Elegance Meets Power: The Top Wines of Raphaël Bérèche!

9/7/12 -


It was at dinner with our friend from Champagne Salon, that we first heard the name Raphaël Bérèche. Though our penchant at Chambers is for grower Champagne, we reckoned this experienced taster knew his Champagnes. His exact words were: “Do you know who the best new Champagne grower is? It’s Raphael Bérèche.” This conviction sparked our curiosity; we sought out Bereche’s wines, promptly tasted them, and brought Bérèche’s delicious Brut Reserve and steely Extra Brut into the store. Now, over a year later, we have the opportunity to offer Bérèche’s very special single terroir and vintage wines.

Bérèche et Fils is a 9.5 hectare, family run Domaine in the town of Ludes in the northern Montagne de Reims.  Raphaël returned to the estate upon finishing winemaking school and his proclivities in the vineyard and cellar are increasingly apparent in the wines. As is the case with most traditional Champagne growers, Bérèche is not organic; however the use of herbicides ceased in 2004 when Raphaël began to work at the Domaine, and he’s experimenting with biodynamics for some parcels. The Bérèche family owns vines in three parts of Champagne: in and around Ludes, further west in the Marne village of Mareuil-le-Port, and further north in Ormes. Bérèche’s Brut Reserve and Extra Brut wines are complex and delicious blends of equal parts all three Champagne grapes varieties, and the single terroir wines show Raphaël’s skill and attention to detail. We find ourselves agreeing with our friend from Salon, as well as with Peter Liem, who describes him as “one of Champagne’s rising stars.”

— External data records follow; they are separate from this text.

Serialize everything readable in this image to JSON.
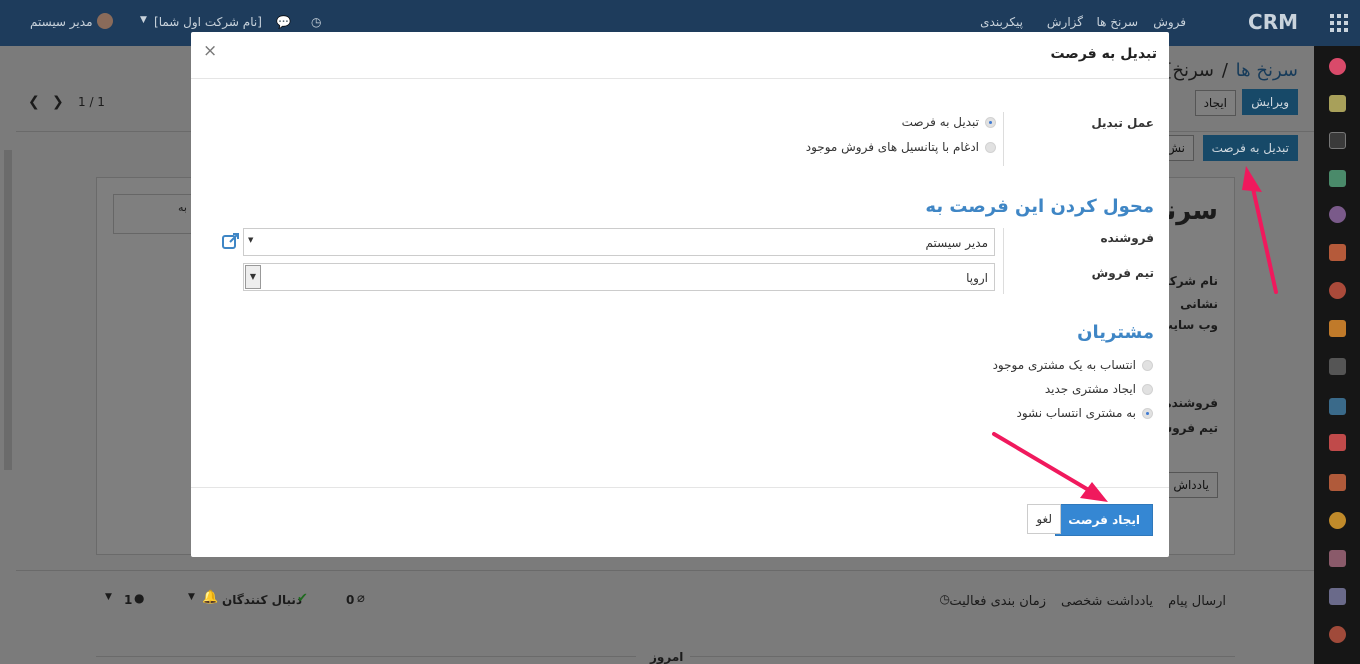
{
  "topbar": {
    "app_title": "CRM",
    "menu": [
      "فروش",
      "سرنخ ها",
      "گزارش",
      "پیکربندی"
    ],
    "user": "مدیر سیستم",
    "company": "[نام شرکت اول شما]"
  },
  "background": {
    "breadcrumb_root": "سرنخ ها",
    "breadcrumb_sep": "/",
    "breadcrumb_current": "[سرنخ",
    "edit_button": "ویرایش",
    "create_button": "ایجاد",
    "pager": "1 / 1",
    "convert_button": "تبدیل به فرصت",
    "mark_button": "نش",
    "record_title": "[سرنخ",
    "left_box_line1": "دیل به",
    "left_box_line2": "یف",
    "fields": [
      "نام شرکت",
      "نشانی",
      "وب سایت",
      "فروشنده",
      "تیم فروش"
    ],
    "notes_tab": "یادداش",
    "chatter": {
      "send_message": "ارسال پیام",
      "log_note": "یادداشت شخصی",
      "schedule": "زمان بندی فعالیت",
      "attachments": "0",
      "followers": "دنبال کنندگان",
      "follower_count": "1",
      "today": "امروز"
    }
  },
  "modal": {
    "title": "تبدیل به فرصت",
    "close": "×",
    "conversion_label": "عمل تبدیل",
    "conversion_options": [
      {
        "label": "تبدیل به فرصت",
        "selected": true
      },
      {
        "label": "ادغام با پتانسیل های فروش موجود",
        "selected": false
      }
    ],
    "assign_section": "محول کردن این فرصت به",
    "salesperson_label": "فروشنده",
    "salesperson_value": "مدیر سیستم",
    "team_label": "تیم فروش",
    "team_value": "اروپا",
    "customers_section": "مشتریان",
    "customer_options": [
      {
        "label": "انتساب به یک مشتری موجود",
        "selected": false
      },
      {
        "label": "ایجاد مشتری جدید",
        "selected": false
      },
      {
        "label": "به مشتری انتساب نشود",
        "selected": true
      }
    ],
    "create_button": "ایجاد فرصت",
    "cancel_button": "لغو"
  },
  "colors": {
    "primary": "#3587d3",
    "section_title": "#3f86c5",
    "annotation_arrow": "#f0195d",
    "topbar": "#1e3c5c"
  }
}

Vinifications at Bérèche are traditional, with the majority of the base wines fermented with native yeast. Bérèche likes to incorporate oxygen into the winemaking process. He is using more and more wood, preferring used, heat dried (but never toasted) barrels from famed Burgundy Domaine Pierre-Yves Colin-Morey. For the top wines, Bérèche often uses cork rather than crown cap closure during the second fermentation, a process known as “tirer à liege,” which gives aromatic openness and very fine bubbles to the wines. Bérèche clearly harbors a preference for acid and mineral driven Champagnes; it’s a good thing we do too! Malolactic fermentations are systematically blocked and the wines are cold-stabilized through a highly technical process: leaving the doors open in winter. Bérèche’s wines have intense cut, palate-riveting acidity, and very fine mousse. All disgorgement is done by hand, furthering the impression that at this Domaine no expense of labor will be spared to create the most refined and subtly powerful wine possible.  

A personal note: I visited Bérèche in the spring and several of his wines have lingered in my mind since then, taunting me in advance of their arrival. To our knowledge, this is the first time his top wines have been offered in New York. The quantities are quite small and the quality very high for the price. The time to act is now. Salut! -Sophie

You have successfully subscribed!
This email has been registered